= What is expected =
Each line below should be repeated exactly as written, with no pictures carried over.

(Dataset rows for apps and sites)
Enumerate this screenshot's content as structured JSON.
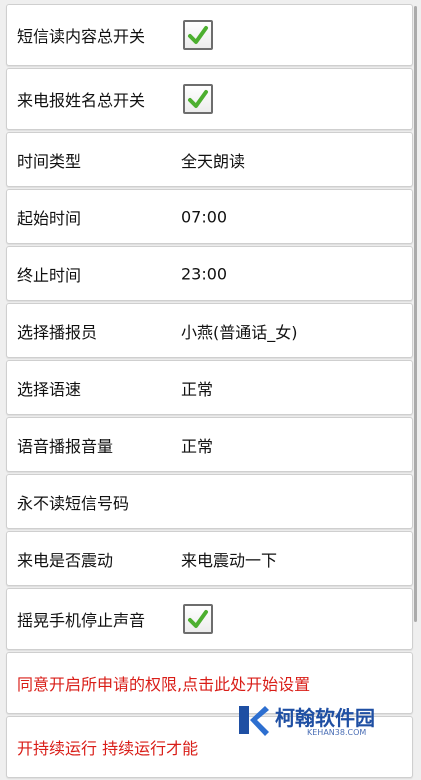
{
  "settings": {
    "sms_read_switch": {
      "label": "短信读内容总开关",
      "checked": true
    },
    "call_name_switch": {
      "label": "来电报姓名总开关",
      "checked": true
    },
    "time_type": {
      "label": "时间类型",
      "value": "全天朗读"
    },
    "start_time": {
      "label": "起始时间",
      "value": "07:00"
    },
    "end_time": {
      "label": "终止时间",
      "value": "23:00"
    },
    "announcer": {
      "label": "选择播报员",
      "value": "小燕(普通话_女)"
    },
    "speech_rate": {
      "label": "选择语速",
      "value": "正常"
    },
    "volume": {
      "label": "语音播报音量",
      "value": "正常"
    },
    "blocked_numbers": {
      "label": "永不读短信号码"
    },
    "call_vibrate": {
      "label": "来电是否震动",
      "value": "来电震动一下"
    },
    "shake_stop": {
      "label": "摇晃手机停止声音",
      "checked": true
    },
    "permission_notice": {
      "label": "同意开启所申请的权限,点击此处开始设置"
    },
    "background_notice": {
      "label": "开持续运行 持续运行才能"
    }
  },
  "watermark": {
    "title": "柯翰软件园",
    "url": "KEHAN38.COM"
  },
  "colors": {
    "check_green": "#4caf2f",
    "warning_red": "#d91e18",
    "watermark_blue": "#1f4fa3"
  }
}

= Answer area =
Enumerate this screenshot's content as structured JSON.
{
  "settings": {
    "sms_read_switch": {
      "label": "短信读内容总开关",
      "checked": true
    },
    "call_name_switch": {
      "label": "来电报姓名总开关",
      "checked": true
    },
    "time_type": {
      "label": "时间类型",
      "value": "全天朗读"
    },
    "start_time": {
      "label": "起始时间",
      "value": "07:00"
    },
    "end_time": {
      "label": "终止时间",
      "value": "23:00"
    },
    "announcer": {
      "label": "选择播报员",
      "value": "小燕(普通话_女)"
    },
    "speech_rate": {
      "label": "选择语速",
      "value": "正常"
    },
    "volume": {
      "label": "语音播报音量",
      "value": "正常"
    },
    "blocked_numbers": {
      "label": "永不读短信号码"
    },
    "call_vibrate": {
      "label": "来电是否震动",
      "value": "来电震动一下"
    },
    "shake_stop": {
      "label": "摇晃手机停止声音",
      "checked": true
    },
    "permission_notice": {
      "label": "同意开启所申请的权限,点击此处开始设置"
    },
    "background_notice": {
      "label": "开持续运行 持续运行才能"
    }
  },
  "watermark": {
    "title": "柯翰软件园",
    "url": "KEHAN38.COM"
  },
  "colors": {
    "check_green": "#4caf2f",
    "warning_red": "#d91e18",
    "watermark_blue": "#1f4fa3"
  }
}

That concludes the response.